Kengku waterfall
Located in Vapi District, in the village named Ban Suliya you can find the Kengku waterfall. The Sedone and Xe Set come together here and nature formed a nice area to visit.

Salavan town
The town is worth a night or two if you are in the area. The city was completely destroyed around 1971-1972 in the Indochina War but despite this you can find charm and some nice things in the city. The statue of Ong Keo (one of the leaders who resisted French colonial occupation) is interesting and worth a stop and close to the hospital you can find his stupa. The market is nice to visit and you might see people from different ethnic groups visiting the market to sell and buy things.

Sekong
This province was only created in 1984. Before the villages and lands of the province were part of Salavan and Attapeu provinces. It’s a very diverse province in terms of ethnicity of its people. Most people in the province are not Buddhist and temples are not seen in most of the villages and towns of Sekong. It’s the second smallest province of the country and it covers an area of 7,665 square kilometers (the smallest province is Bokeo in the north of the country). Sekong has some amazing natural areas and coffee plantations are also to be found in the province.

Ban Kokphountai
Ban Kokphoungtai (Thatheng District) is visited by tourists and gives an impression of the Katu people living in the village. There are currently two places to stay in the village (July 2020) and Mr. Hook is offering tours and trekkings in and around the village.
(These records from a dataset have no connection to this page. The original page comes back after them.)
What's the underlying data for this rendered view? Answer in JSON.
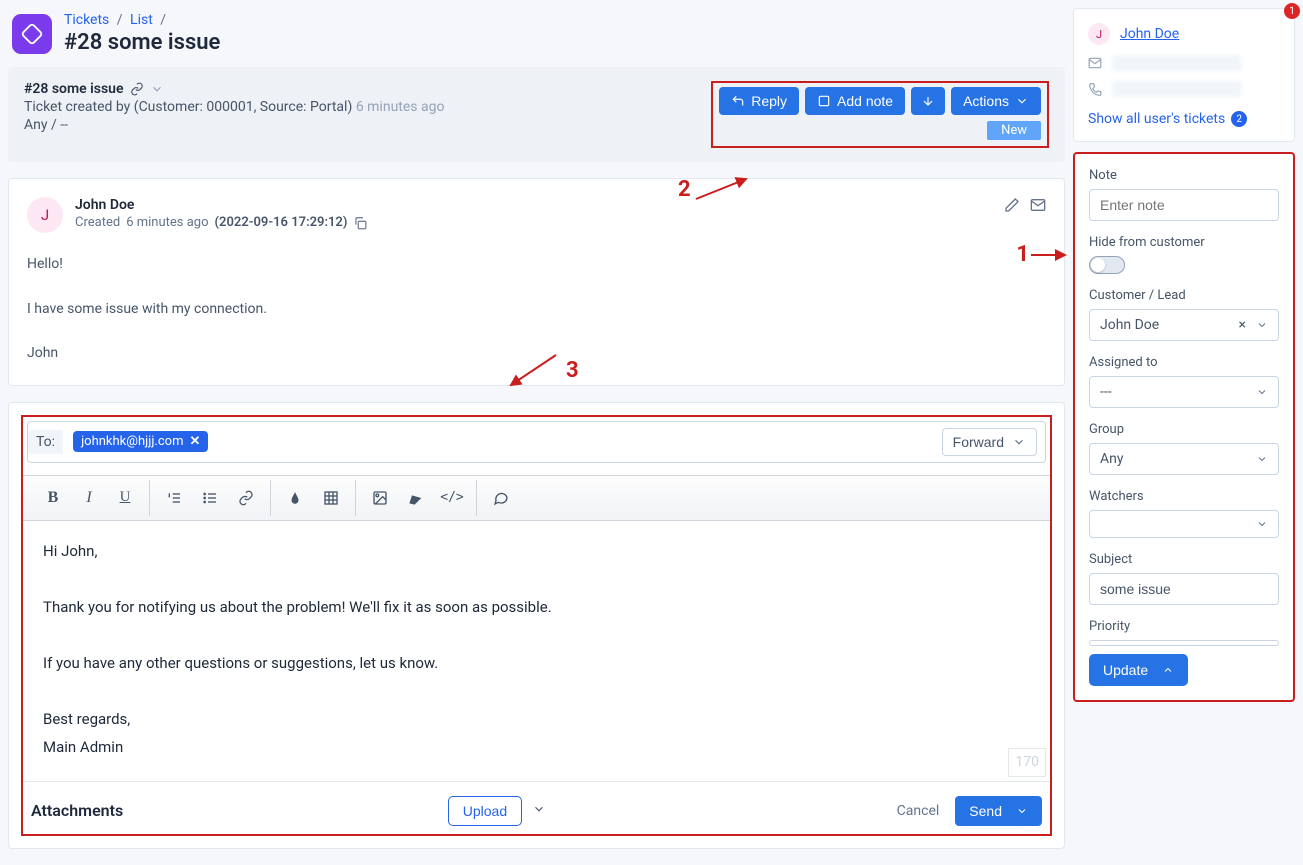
{
  "colors": {
    "accent": "#2573e5",
    "danger": "#c81e1e"
  },
  "breadcrumb": {
    "tickets": "Tickets",
    "list": "List"
  },
  "page_title": "#28 some issue",
  "ticket_bar": {
    "title": "#28 some issue",
    "created_prefix": "Ticket created by (",
    "created_customer": "Customer: 000001, Source: Portal",
    "created_suffix": ")",
    "time_ago": "6 minutes ago",
    "status": "Any / --",
    "reply": "Reply",
    "add_note": "Add note",
    "actions": "Actions",
    "new_badge": "New"
  },
  "annotations": {
    "one": "1",
    "two": "2",
    "three": "3"
  },
  "message": {
    "author": "John Doe",
    "avatar_initial": "J",
    "created_prefix": "Created",
    "created_ago": "6 minutes ago",
    "timestamp": "(2022-09-16 17:29:12)",
    "body_line1": "Hello!",
    "body_line2": "I have some issue with my connection.",
    "body_line3": "John"
  },
  "reply": {
    "to_label": "To:",
    "recipient": "johnkhk@hjjj.com",
    "forward": "Forward",
    "body": {
      "l1": "Hi John,",
      "l2": "Thank you for notifying us about the problem! We'll fix it as soon as possible.",
      "l3": "If you have any other questions or suggestions, let us know.",
      "l4": "Best regards,",
      "l5": "Main Admin"
    },
    "char_count": "170",
    "attachments": "Attachments",
    "upload": "Upload",
    "cancel": "Cancel",
    "send": "Send"
  },
  "sidebar": {
    "notif_count": "1",
    "user_name": "John Doe",
    "user_initial": "J",
    "show_tickets": "Show all user's tickets",
    "tickets_count": "2",
    "note_label": "Note",
    "note_placeholder": "Enter note",
    "hide_label": "Hide from customer",
    "customer_label": "Customer / Lead",
    "customer_value": "John Doe",
    "assigned_label": "Assigned to",
    "assigned_value": "---",
    "group_label": "Group",
    "group_value": "Any",
    "watchers_label": "Watchers",
    "watchers_value": "",
    "subject_label": "Subject",
    "subject_value": "some issue",
    "priority_label": "Priority",
    "update": "Update"
  }
}
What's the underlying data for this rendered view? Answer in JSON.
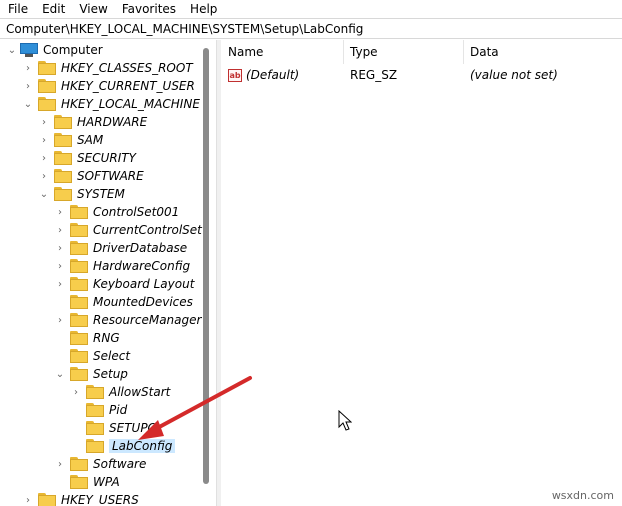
{
  "menu": [
    "File",
    "Edit",
    "View",
    "Favorites",
    "Help"
  ],
  "address": "Computer\\HKEY_LOCAL_MACHINE\\SYSTEM\\Setup\\LabConfig",
  "tree": [
    {
      "label": "Computer"
    },
    {
      "label": "HKEY_CLASSES_ROOT"
    },
    {
      "label": "HKEY_CURRENT_USER"
    },
    {
      "label": "HKEY_LOCAL_MACHINE"
    },
    {
      "label": "HARDWARE"
    },
    {
      "label": "SAM"
    },
    {
      "label": "SECURITY"
    },
    {
      "label": "SOFTWARE"
    },
    {
      "label": "SYSTEM"
    },
    {
      "label": "ControlSet001"
    },
    {
      "label": "CurrentControlSet"
    },
    {
      "label": "DriverDatabase"
    },
    {
      "label": "HardwareConfig"
    },
    {
      "label": "Keyboard Layout"
    },
    {
      "label": "MountedDevices"
    },
    {
      "label": "ResourceManager"
    },
    {
      "label": "RNG"
    },
    {
      "label": "Select"
    },
    {
      "label": "Setup"
    },
    {
      "label": "AllowStart"
    },
    {
      "label": "Pid"
    },
    {
      "label": "SETUPC"
    },
    {
      "label": "LabConfig"
    },
    {
      "label": "Software"
    },
    {
      "label": "WPA"
    },
    {
      "label": "HKEY_USERS"
    }
  ],
  "columns": {
    "name": "Name",
    "type": "Type",
    "data": "Data"
  },
  "values": [
    {
      "name": "(Default)",
      "type": "REG_SZ",
      "data": "(value not set)"
    }
  ],
  "watermark": "wsxdn.com"
}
Be respectful to the locals and keep in mind that the village is different from the cities (with mainly Vietnamese, Chinese and Lao people) and the villages in the lowlands (mostly Lao Loum people).